UI engineer wins NASA funding to study effects of wildfires

UI engineer wins NASA funding to study effects of wildfires

forest fire
Forest fires have been ravaging much of the West, and NASA has provided a University of Iowa team with a grant to study the impact large-scale blazes have on the climate.

The National Aeronautics and Space Administration (NASA) awarded a University of Iowa Technology Institute (ITI) scientist grants totaling $1.3 million to study atmospheric and climate impacts from wildfires that have ravaged parts of the planet.

Jun Wang, the James E. Ashton Professor of Engineering and ITI assistant director, will lead a three-year, $540,000 study with co-investigator Fangqun Yu, a senior research associate and professor at the University of Albany. Measurements from the Stratospheric Aerosol and Gas Experiment III, or SAGE III, a sensor aboard the International Space Station, will enable investigation of the aerosol composition and temperature in the upper troposphere and lower stratosphere (UTLS).
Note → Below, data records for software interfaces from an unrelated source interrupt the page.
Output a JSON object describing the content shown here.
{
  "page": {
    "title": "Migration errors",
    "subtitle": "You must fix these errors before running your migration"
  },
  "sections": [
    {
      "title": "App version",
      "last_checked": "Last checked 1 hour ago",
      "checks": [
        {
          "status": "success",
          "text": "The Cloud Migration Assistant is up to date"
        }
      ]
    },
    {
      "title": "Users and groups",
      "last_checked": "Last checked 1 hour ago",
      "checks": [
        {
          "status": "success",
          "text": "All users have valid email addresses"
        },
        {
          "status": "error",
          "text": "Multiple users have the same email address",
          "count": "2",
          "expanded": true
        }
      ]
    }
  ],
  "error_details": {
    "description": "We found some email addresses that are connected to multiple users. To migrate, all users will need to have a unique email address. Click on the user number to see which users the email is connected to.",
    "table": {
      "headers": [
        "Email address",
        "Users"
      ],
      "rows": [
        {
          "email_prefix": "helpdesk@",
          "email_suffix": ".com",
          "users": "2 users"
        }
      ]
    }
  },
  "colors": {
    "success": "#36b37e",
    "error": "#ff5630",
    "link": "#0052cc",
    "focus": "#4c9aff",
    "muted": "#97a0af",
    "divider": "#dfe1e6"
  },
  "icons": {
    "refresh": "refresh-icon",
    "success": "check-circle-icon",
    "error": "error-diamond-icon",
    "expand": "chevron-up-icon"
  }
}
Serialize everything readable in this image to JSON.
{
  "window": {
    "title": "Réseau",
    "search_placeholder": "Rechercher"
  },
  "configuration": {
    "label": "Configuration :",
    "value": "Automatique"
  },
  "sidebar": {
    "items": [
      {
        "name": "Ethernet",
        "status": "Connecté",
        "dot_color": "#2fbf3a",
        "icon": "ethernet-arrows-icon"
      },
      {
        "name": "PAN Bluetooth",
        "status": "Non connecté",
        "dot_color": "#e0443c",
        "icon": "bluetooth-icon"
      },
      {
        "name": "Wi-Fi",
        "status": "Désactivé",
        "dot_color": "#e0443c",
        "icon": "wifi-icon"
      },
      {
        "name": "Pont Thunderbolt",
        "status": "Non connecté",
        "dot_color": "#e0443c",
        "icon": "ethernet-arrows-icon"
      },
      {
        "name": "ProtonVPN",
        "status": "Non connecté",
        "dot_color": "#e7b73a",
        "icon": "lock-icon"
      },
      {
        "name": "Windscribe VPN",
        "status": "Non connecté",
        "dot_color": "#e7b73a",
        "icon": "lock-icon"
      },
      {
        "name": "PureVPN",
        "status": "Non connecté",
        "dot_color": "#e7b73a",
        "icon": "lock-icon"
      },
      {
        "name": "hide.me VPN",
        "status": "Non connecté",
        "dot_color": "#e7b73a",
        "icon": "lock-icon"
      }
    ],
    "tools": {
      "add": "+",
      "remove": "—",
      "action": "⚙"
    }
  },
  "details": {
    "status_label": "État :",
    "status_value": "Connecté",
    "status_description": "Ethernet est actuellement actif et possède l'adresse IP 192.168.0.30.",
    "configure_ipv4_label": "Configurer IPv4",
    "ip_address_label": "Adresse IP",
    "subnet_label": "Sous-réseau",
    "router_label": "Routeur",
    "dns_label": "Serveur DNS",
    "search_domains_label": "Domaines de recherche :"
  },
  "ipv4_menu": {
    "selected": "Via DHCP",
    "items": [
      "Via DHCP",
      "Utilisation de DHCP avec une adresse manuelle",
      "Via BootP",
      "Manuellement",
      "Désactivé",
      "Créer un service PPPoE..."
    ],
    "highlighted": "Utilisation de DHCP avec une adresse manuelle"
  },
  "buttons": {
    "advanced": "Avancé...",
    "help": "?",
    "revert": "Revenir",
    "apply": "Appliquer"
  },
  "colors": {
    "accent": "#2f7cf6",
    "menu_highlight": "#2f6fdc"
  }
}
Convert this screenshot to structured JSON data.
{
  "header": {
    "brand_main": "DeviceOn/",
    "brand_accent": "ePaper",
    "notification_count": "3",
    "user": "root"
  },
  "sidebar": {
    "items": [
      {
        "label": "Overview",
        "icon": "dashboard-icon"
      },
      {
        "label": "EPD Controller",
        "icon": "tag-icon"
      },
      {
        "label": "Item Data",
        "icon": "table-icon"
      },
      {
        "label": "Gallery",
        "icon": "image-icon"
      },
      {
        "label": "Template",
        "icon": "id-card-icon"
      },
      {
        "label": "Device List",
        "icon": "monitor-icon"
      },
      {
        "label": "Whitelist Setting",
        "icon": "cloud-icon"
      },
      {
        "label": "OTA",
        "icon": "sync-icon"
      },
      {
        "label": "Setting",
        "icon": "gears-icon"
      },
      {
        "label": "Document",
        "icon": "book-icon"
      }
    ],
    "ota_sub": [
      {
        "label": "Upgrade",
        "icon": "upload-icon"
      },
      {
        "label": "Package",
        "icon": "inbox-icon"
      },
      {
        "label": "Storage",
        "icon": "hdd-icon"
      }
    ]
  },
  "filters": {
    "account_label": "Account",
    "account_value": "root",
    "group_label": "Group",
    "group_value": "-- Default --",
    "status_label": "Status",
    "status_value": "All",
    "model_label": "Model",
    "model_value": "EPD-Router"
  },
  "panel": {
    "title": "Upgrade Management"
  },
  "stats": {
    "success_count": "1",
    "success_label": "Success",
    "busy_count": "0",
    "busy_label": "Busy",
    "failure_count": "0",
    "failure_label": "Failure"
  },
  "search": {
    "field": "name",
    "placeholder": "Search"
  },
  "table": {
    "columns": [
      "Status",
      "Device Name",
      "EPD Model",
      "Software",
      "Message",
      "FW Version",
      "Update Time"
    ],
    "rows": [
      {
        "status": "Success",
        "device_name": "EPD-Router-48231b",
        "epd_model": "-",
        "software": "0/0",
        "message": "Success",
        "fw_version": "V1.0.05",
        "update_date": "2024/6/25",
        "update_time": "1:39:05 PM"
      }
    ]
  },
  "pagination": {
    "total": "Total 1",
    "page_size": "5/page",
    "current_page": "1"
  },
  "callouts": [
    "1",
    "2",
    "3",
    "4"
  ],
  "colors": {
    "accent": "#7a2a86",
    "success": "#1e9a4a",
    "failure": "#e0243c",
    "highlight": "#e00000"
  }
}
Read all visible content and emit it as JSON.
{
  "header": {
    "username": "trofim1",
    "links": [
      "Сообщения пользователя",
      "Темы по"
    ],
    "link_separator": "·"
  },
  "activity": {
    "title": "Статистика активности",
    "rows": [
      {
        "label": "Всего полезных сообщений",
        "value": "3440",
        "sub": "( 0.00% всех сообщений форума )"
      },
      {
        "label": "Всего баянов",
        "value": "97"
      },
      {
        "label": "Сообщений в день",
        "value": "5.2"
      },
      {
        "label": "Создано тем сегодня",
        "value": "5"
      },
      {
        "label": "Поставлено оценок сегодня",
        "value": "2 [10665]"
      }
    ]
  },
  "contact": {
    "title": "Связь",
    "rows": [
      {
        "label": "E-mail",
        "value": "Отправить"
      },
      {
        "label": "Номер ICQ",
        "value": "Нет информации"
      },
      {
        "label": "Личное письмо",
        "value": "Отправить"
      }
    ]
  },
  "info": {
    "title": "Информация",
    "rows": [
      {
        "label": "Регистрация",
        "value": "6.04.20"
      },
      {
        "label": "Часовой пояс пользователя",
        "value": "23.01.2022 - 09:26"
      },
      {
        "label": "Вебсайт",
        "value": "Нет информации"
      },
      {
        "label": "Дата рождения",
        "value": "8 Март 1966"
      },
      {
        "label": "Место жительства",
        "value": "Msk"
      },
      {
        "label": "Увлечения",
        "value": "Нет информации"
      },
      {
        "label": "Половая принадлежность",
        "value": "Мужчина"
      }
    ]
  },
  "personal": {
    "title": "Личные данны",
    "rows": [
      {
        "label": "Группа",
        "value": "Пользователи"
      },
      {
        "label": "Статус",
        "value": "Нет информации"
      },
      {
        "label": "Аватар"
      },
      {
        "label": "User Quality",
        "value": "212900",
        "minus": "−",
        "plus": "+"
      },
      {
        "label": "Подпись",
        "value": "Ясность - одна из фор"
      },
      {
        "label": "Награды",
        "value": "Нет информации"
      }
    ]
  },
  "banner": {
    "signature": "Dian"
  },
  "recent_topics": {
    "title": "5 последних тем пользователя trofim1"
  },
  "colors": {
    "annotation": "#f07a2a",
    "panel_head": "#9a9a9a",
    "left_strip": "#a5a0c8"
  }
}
Wildfires, notably in Australia and the western United States, have injected plumes of black carbon particles or aerosols into the UTLS approximately six to 18 miles above the Earth’s surface.

“We are trying to look at how much aerosols there are in the UTLS, and if there is a significant warming effect that could arise from fires,” says Wang, who also is a professor of chemical and biochemical engineering.

NASA selected Wang to serve as the leader for the SAGE III science team consisting of a dozen principal investigators from institutions across the country. 

Wang also is leading a four-year, $800,000 grant sponsored by NASA’s Modeling, Analysis, and Prediction program. In collaboration with Arlindo da Silva, a research meteorologist at NASA’s Goddard Space Flight Center, scientists are developing a new approach to map fire combustion efficiency from space for the first time.

Knowing the fire combustion efficiency can help better measure impacts on air quality, lead to a better estimate of greenhouse gases—such as carbon dioxide and black carbon—emitted from fires, and inform firefighting strategies.

“We believe we can quantify where a fire is growing, and where it is dying,” Wang says. “This information can help firefighters decide where to put resources to fight the fire.”

Contacts: 

Brian Morelli, Iowa Technology Institute, brian-morelli@uiowa.edu